Those principles have now been codified in the secular texts of international law, but it is worth recalling their historical sources at a time when an alliance of mainly Christian countries is fighting a war in defence of a largely Muslim group, the Kosovar Albanians.

And it is worth assessing the right of Nato to claim that it is fighting a just war in Yugoslavia, not least because some of the opponents of military action have warned that the West is facing "another Vietnam". The point about Vietnam was that it was not a just war: it was essentially fought against the right of the Vietnamese people to national self-determination. It was doomed because the United States could claim neither the support of the Vietnamese people nor, more importantly, that of the American people. When the US generals claimed that they were fighting with one hand tied behind their backs, the truth was that they should have had both hands tightly bound; the constraints upon them were those of what US public opinion would accept, and they still got away with Agent Orange and the secret bombing of Cambodia.
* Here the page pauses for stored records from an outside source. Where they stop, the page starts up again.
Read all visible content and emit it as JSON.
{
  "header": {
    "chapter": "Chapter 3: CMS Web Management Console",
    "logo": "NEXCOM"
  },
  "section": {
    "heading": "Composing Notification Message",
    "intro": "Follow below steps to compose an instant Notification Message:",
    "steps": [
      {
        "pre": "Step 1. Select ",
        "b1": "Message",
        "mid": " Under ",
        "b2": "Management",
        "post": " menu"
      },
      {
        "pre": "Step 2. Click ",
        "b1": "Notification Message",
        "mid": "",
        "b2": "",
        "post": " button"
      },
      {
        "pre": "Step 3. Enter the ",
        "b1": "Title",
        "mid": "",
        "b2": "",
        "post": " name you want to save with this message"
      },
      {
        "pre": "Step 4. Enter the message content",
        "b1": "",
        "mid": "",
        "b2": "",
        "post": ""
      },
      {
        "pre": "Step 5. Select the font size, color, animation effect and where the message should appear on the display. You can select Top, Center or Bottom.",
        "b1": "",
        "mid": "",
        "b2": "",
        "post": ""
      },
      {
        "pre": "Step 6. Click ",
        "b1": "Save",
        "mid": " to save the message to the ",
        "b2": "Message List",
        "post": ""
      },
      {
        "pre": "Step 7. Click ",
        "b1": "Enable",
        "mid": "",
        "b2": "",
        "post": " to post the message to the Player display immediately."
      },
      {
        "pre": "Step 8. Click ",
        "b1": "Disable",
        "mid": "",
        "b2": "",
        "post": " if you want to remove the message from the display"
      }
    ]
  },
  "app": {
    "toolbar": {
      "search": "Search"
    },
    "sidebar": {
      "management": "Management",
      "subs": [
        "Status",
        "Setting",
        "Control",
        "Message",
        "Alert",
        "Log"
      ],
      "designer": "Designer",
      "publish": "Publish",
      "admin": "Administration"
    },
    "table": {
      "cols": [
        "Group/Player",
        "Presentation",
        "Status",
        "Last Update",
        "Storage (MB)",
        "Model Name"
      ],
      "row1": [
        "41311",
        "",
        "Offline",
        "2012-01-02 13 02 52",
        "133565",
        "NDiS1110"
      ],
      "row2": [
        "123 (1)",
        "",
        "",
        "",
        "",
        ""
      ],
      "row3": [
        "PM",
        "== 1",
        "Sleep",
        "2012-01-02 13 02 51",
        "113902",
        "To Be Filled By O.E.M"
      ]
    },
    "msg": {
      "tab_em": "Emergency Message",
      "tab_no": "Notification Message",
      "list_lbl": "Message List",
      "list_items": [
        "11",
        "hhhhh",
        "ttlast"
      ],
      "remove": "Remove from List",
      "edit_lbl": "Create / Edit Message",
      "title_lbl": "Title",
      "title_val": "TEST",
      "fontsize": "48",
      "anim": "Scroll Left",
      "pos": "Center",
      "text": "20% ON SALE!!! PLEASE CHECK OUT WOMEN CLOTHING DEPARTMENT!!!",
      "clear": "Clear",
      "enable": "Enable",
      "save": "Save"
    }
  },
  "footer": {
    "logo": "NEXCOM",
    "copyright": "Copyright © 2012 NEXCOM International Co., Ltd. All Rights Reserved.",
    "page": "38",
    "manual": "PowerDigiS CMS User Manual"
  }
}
If the critics mean simply that a war against Serbia in Kosovo could be long and difficult to win, that is not the same as saying that it will be like Vietnam. It is noticeable that very few voices in this country - mainly confined to a small rump of Conservative ultras - argue that the defence of the people of Kosovo against Serbian terror is not a just cause. Morally, the old doctrine that the internal affairs of nation states are inviolate ended with the Holocaust in Germany. So the arguments against Nato intervention that count are those which assert either that air strikes are an immoral means of prosecuting a just war, or that the harm caused by the action outweighs the gain.
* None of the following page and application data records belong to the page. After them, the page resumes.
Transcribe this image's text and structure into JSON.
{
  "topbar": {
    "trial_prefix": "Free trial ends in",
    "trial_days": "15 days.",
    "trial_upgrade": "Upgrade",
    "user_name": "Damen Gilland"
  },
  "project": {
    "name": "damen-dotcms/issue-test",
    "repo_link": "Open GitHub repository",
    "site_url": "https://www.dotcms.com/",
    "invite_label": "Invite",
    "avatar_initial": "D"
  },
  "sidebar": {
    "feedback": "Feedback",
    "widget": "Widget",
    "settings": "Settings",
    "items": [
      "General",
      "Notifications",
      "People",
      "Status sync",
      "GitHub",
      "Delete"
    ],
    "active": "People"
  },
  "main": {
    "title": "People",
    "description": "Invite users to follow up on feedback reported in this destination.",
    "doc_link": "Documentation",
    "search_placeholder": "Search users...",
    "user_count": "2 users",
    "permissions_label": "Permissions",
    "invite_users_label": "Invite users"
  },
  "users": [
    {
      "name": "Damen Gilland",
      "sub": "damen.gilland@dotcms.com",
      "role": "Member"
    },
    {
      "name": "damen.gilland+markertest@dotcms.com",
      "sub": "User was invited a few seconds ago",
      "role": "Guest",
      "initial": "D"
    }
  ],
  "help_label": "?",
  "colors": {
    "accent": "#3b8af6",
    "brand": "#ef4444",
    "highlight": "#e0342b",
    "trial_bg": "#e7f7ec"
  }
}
The first objection is easier to overcome than the second. All the techniques of modern warfare carry some risk of casualties among non-combatants. This has to be weighed in the balance with the second objection, which is that the Kosovar Albanians are now suffering more than they would have done if the Nato planes had stayed at base. Which might be a strong argument, except that it is conspicuously not being made by the Kosovar Albanians themselves.

All the same, it is incumbent on Nato's leaders now to show that the good that is obtained by this war outweighs the multiple damages and sufferings it has caused, and will cause. Now that the first objective, of deterring Slobodan Milosevic from replacing one population of Kosovo with another, has failed, Nato urgently needs to redefine its war aims.

Here the comparison should be made with the Gulf war of 1991, rather than with the war in Vietnam. Nato's implicit objective now is the liberation of Kosovo, as then it was the liberation of Kuwait; it should be made explicit, and the job will have to be done by troops on the ground, both those of Nato countries and those of the Kosovo Liberation Army, supplied by Nato. The KLA is no one's idea of a human-rights charity, but it is now the means to a just end.

The object is not simply to restore Kosovo to the Kosovars and to protect them. It is to put an end to the ambitions of Milosevic for a Greater Serbia, which is real and frightening, and which depends on an ethnic scorched-earth policy in several areas around Serbia itself.

It is significant that Tony Blair has not ruled out the use of ground troops, and that public opinion both in Britain and in the States is swinging sharply behind their use. This is how just wars in the modern world are fought by democracies whose leaders are open and honest with their people. We need to guard against jingoism, although the press coverage has, in fact, been rather restrained so far. The invention of the monster "Slobba" of Belgrade is a justified use of tabloid techniques to portray a tyrant in vivid colours.

But "Slobba" should beware: democracies are slow to strike but when they do, when they are convinced they are fighting a just war, they strike hard.